An increasing involvement of the Asian market in the global context plays a fundamental role in spreading shocks across the financial system. This paper examines the extent of vulnerability across Asian equity markets and the United States (US) equity market by distinguishing between spillovers and contagion. Spillovers are detected using a generalised historical decomposition method, while contagion is identified using a portfolio mimicking factor framework using moment conditions. The transmission of spillovers is assessed to capture the direction, strength and signs of the spillovers. The findings show evidence of changing vulnerability in Asia and the US. This is as a result of increased spillovers during crisis events and the presence of contagion. Stronger connections during crisis periods are evident as well as a general deepening of the global network. These connections may result in reduced opportunities for emerging markets. The findings suggest that caution is needed when developing regulations or methods to create a stable financial system.

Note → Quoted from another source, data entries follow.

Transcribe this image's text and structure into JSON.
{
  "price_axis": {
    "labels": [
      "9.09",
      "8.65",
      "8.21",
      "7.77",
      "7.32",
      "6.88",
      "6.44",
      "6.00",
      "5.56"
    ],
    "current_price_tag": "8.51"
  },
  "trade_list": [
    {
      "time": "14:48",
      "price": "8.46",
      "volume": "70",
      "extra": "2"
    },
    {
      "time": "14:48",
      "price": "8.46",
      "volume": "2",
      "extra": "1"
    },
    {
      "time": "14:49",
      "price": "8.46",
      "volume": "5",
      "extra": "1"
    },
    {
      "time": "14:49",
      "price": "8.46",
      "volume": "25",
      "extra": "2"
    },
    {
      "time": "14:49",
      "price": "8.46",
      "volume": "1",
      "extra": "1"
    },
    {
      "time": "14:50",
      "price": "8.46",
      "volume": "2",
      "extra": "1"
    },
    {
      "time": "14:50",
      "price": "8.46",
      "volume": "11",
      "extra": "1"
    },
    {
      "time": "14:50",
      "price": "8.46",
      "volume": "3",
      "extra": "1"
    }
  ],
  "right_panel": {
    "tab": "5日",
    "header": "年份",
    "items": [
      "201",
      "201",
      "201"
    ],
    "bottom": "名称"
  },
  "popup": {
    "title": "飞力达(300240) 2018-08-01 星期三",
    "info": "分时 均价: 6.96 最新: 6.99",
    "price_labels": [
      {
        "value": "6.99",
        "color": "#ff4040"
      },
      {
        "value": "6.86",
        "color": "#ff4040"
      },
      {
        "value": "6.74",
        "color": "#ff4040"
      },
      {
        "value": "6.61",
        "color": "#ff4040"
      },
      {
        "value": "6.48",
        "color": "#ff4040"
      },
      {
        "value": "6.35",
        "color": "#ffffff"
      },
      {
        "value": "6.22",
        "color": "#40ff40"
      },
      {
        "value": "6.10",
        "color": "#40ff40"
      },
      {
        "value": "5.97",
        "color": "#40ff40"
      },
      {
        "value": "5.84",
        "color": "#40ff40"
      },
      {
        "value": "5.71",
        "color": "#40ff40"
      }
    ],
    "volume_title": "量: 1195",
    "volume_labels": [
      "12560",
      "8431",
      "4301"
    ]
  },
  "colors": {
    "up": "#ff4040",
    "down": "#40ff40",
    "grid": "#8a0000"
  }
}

Asian markets, financial stability, financial networks, financial crises, spillover and contagion